*** Opening of Data shown ***

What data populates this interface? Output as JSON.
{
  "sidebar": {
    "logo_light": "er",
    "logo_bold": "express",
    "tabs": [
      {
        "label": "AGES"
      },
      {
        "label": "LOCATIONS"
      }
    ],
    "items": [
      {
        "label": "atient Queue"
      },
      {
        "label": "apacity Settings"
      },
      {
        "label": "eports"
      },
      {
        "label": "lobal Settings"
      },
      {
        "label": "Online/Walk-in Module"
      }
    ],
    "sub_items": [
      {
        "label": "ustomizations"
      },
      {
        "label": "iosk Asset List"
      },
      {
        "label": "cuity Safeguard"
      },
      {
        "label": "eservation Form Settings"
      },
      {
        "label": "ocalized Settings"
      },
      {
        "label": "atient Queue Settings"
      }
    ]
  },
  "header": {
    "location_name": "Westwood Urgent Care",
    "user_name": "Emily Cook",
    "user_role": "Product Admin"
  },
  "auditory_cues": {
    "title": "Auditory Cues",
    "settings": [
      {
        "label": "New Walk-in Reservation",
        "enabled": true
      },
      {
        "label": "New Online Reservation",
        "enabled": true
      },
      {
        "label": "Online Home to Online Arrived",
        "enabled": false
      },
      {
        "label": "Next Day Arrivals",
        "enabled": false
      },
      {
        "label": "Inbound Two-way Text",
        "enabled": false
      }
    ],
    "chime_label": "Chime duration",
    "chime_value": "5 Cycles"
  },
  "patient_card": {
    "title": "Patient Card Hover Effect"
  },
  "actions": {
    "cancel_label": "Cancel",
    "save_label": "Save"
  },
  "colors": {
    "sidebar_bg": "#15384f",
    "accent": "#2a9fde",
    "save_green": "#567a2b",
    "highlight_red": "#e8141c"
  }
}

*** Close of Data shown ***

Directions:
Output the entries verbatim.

Completed exercise:
What data populates this interface? Output as JSON.
{
  "sidebar": {
    "logo_light": "er",
    "logo_bold": "express",
    "tabs": [
      {
        "label": "AGES"
      },
      {
        "label": "LOCATIONS"
      }
    ],
    "items": [
      {
        "label": "atient Queue"
      },
      {
        "label": "apacity Settings"
      },
      {
        "label": "eports"
      },
      {
        "label": "lobal Settings"
      },
      {
        "label": "Online/Walk-in Module"
      }
    ],
    "sub_items": [
      {
        "label": "ustomizations"
      },
      {
        "label": "iosk Asset List"
      },
      {
        "label": "cuity Safeguard"
      },
      {
        "label": "eservation Form Settings"
      },
      {
        "label": "ocalized Settings"
      },
      {
        "label": "atient Queue Settings"
      }
    ]
  },
  "header": {
    "location_name": "Westwood Urgent Care",
    "user_name": "Emily Cook",
    "user_role": "Product Admin"
  },
  "auditory_cues": {
    "title": "Auditory Cues",
    "settings": [
      {
        "label": "New Walk-in Reservation",
        "enabled": true
      },
      {
        "label": "New Online Reservation",
        "enabled": true
      },
      {
        "label": "Online Home to Online Arrived",
        "enabled": false
      },
      {
        "label": "Next Day Arrivals",
        "enabled": false
      },
      {
        "label": "Inbound Two-way Text",
        "enabled": false
      }
    ],
    "chime_label": "Chime duration",
    "chime_value": "5 Cycles"
  },
  "patient_card": {
    "title": "Patient Card Hover Effect"
  },
  "actions": {
    "cancel_label": "Cancel",
    "save_label": "Save"
  },
  "colors": {
    "sidebar_bg": "#15384f",
    "accent": "#2a9fde",
    "save_green": "#567a2b",
    "highlight_red": "#e8141c"
  }
}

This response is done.